edited to add: As a couple of folks pointed out--I have interchanged "production" and "usage" in this post incorrectly--however, China's 2007 cement exports were only 33 million tons out of 1.3 billion tons produced. So, at least for China, production is a good proxy for demand/consumption. My apologies for the mistake.
Some things we learned from the comment thread from Stuart's post a couple of years ago:
Remember, in China, oil isn't used in cement production. In the "clinker" stage, it's all coal. In the blending stage it's electricity (which is generated 80% from coal in China).
And cement production in China is inefficient. There are hundreds of small plants, both wet and dry processes, and the local environmental impact is severe.
Making a pound of cement releases a pound of CO2. And a Gigaton or two?
This also isn't a new phenomenon. This link shows data back to 1999 that illustrated that China has been at this for quite a while, but perhaps not to this extent.

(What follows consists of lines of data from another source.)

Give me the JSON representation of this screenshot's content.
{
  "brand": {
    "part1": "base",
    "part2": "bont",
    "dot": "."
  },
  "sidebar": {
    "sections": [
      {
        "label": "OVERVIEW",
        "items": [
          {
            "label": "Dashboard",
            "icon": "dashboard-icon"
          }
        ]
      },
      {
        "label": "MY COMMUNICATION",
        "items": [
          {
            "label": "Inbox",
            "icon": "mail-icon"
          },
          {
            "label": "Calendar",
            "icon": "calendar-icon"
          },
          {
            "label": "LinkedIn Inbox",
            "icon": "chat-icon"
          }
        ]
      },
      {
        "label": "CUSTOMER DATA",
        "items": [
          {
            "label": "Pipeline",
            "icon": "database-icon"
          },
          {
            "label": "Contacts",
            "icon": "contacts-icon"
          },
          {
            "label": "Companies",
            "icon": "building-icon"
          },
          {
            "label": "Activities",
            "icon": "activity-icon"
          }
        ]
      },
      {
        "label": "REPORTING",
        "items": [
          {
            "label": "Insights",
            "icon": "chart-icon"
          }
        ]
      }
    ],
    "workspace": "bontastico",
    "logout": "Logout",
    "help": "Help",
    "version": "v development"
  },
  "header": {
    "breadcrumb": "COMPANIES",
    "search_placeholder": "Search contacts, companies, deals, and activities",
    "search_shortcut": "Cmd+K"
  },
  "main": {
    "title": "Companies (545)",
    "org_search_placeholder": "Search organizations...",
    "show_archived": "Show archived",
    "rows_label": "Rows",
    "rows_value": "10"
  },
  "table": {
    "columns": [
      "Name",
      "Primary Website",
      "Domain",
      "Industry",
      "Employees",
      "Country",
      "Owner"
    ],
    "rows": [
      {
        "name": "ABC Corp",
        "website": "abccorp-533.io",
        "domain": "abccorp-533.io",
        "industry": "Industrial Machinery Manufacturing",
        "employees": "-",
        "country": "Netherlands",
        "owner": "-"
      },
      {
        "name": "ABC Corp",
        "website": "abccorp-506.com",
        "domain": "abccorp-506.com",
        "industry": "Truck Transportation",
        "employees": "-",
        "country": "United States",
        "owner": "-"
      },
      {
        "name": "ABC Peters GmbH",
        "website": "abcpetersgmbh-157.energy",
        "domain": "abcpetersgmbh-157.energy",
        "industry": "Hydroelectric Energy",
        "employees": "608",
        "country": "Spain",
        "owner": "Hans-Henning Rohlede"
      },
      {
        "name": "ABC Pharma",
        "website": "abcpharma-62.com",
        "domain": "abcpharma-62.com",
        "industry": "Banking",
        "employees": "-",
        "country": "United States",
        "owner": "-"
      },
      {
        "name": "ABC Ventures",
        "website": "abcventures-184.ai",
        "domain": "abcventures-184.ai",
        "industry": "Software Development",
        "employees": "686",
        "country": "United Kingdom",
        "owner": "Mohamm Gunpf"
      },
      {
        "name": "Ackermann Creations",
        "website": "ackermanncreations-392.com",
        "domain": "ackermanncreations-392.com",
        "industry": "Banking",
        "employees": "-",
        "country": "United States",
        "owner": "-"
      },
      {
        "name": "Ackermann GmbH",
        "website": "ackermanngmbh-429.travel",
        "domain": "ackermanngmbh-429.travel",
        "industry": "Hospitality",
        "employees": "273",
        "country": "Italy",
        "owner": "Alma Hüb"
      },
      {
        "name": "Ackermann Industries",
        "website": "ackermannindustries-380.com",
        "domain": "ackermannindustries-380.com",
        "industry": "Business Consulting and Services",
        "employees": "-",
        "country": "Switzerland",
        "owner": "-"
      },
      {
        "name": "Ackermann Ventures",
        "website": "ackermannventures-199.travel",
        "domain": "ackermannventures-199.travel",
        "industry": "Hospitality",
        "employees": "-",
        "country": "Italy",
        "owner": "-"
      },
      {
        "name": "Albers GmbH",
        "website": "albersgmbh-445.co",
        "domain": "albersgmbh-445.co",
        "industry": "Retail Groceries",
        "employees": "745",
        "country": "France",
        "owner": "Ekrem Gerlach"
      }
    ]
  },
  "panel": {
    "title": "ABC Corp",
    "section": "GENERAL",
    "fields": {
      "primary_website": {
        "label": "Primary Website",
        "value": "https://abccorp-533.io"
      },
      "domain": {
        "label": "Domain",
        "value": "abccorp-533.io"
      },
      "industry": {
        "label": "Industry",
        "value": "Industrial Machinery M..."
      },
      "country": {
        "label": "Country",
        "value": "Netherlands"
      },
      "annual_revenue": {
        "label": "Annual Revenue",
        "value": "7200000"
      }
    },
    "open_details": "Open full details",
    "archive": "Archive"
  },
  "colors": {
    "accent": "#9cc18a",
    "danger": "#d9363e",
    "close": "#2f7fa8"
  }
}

To conclude, here is the percent change of production bar graph from 2005 to 2008. Think about what all that means in terms of energy. Also note the numbers from India, Russia, and the US.